Mayor wants same size council with five at-large seats

By Daniel Barbarisi
Published November 14th 2007 in Providence Journal
PROVIDENCE — With the City Council mulling three plans to overhaul its membership and add at-large seats, the mayor has weighed in, throwing his support behind a proposal by Councilman Cliff Wood that would add at-large members at the expense of ward seats.

Three council members have submitted plans to add at-large council seats to the current ward structure. But the plans differ dramatically on how to accomplish that goal: one adds 2 at-large members, one adds 6, and a third creates 5 at-large positions at the expense of 5 ward seats. Mayor David N. Cicilline supports the third plan, maintaining the size of the council at 15, but opening 5 seats now elected by ward to citywide voting.

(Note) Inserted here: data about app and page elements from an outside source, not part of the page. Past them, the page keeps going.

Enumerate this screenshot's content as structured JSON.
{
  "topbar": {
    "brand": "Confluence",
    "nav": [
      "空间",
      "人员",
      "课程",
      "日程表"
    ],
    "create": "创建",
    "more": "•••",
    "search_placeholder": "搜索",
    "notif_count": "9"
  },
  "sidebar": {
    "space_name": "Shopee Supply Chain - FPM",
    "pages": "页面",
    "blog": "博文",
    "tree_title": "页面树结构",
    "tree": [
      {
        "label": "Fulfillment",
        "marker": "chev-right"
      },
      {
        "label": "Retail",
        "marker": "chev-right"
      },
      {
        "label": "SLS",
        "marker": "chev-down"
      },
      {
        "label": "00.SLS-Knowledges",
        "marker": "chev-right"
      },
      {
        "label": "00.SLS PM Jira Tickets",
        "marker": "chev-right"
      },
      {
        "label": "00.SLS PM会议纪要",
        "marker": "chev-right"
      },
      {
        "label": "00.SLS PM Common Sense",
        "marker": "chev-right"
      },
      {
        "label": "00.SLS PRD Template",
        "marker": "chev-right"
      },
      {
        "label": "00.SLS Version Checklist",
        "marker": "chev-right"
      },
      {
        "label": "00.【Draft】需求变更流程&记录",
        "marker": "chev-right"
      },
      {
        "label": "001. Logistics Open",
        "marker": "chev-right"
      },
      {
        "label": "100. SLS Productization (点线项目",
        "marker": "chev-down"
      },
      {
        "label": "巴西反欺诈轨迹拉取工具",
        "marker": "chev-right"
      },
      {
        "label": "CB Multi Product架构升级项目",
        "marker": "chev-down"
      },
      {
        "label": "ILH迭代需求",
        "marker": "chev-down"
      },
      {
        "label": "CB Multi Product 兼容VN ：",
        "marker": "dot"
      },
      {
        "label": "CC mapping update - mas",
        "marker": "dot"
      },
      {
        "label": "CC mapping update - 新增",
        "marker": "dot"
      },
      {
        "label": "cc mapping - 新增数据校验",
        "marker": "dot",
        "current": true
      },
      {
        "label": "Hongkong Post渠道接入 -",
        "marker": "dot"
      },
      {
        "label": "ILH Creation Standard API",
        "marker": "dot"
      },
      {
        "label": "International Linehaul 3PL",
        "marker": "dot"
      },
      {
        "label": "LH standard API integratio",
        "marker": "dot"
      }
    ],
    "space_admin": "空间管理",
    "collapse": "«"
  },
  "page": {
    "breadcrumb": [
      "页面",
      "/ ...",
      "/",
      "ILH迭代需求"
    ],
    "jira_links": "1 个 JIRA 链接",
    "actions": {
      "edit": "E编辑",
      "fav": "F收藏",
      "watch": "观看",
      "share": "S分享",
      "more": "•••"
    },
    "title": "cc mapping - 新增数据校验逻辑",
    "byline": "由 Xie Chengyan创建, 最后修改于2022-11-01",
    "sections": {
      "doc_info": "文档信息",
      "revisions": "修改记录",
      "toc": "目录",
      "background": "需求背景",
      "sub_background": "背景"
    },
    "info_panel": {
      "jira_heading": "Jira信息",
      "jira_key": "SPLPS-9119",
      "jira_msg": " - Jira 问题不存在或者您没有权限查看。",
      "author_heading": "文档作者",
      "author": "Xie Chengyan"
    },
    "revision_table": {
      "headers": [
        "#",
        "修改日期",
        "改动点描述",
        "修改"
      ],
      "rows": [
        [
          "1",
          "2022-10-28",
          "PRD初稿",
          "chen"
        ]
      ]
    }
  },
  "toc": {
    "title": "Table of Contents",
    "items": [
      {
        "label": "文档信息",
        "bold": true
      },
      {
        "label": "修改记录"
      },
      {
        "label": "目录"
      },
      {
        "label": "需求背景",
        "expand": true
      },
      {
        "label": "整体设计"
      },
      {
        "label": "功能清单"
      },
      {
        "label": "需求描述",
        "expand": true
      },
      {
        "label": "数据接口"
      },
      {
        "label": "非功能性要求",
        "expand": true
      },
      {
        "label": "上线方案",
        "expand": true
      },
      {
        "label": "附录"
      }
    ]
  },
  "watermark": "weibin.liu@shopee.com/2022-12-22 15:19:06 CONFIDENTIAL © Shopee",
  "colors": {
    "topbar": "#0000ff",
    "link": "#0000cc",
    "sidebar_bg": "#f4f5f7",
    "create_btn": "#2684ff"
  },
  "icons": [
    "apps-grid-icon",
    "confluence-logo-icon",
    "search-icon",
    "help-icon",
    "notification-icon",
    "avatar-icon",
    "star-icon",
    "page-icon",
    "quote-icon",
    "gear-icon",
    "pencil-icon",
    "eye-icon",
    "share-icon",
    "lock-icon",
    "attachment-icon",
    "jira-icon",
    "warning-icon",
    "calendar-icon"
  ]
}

“This would encourage greater economic and cultural diversity among potential candidates for the at-large seats,” Cicilline wrote in a letter to the council.

That plan echoes changes recommended by the Charter Review Commission five years ago, and Cicilline urged the council to adopt them.

“The men and women of the Charter Review Commission invested a significant amount of time and effort into researching and developing a model that would work well in Providence, and I agree with their findings,” he wrote.

The Council Ordinance Committee had planned to take up the three proposals last night, but instead postponed action until two weeks from now, to allow for more research. Members said they plan to hold a public hearing after committee action to hear different points of view.

The original plan that touched off the debate was submitted by Councilman John J. Igliozzi, who represents Silver Lake. It would add 2 at-large members to the 15 council members, in an effort to maintain the current ward structure but add a voice of someone who could think about city-wide issues without having to answer to a particular section of the city.

Wood, who represents College Hill, submitted a second plan calling for the size of the council to remain the same at 15, but to redraw the ward map and replace 5 of the wards with at-large members elected by the entire city.

Wood has argued that adding more council members means costing the city more money. Each council member makes $18,000 a year.

Councilman Seth Yurdin, representing Fox Point, has put forth a third plan that would dramatically increase the size of the council to 21 members. It would keep the current 15 wards and add 6 at-large seats. The citywide seats would be elected by a method of proportional representation known as the single transferable vote to ensure that council members come from across the city and not solely from economically powerful areas like the East Side.

Yurdin’s proposal has the support of FairVote RI, but only if the proportional representation element is preserved. Otherwise, said Ari Savitzky, the director, the seats would simply lead to the city’s current elites expanding their power base.

“Winner-take-all at-large seats would be extremely expensive to campaign for and should favor those who have the resources to get elected,” Savitzky said. “Adding at-large seats without that component really skews the membership to wards that already have the power, whose voices are already being heard.”

The council membership seems in favor of some sort of change, but the feeling is not universal. Council President Peter S. Mancini is hesitant to add seats.

“If it’s not broken, don’t fix it,” Mancini said last night as the brief meeting concluded.

If the council does decide to adopt one of the three plans, or a hybrid version, any changes would have to be brought before the voters in the fall 2008 election.

[email protected]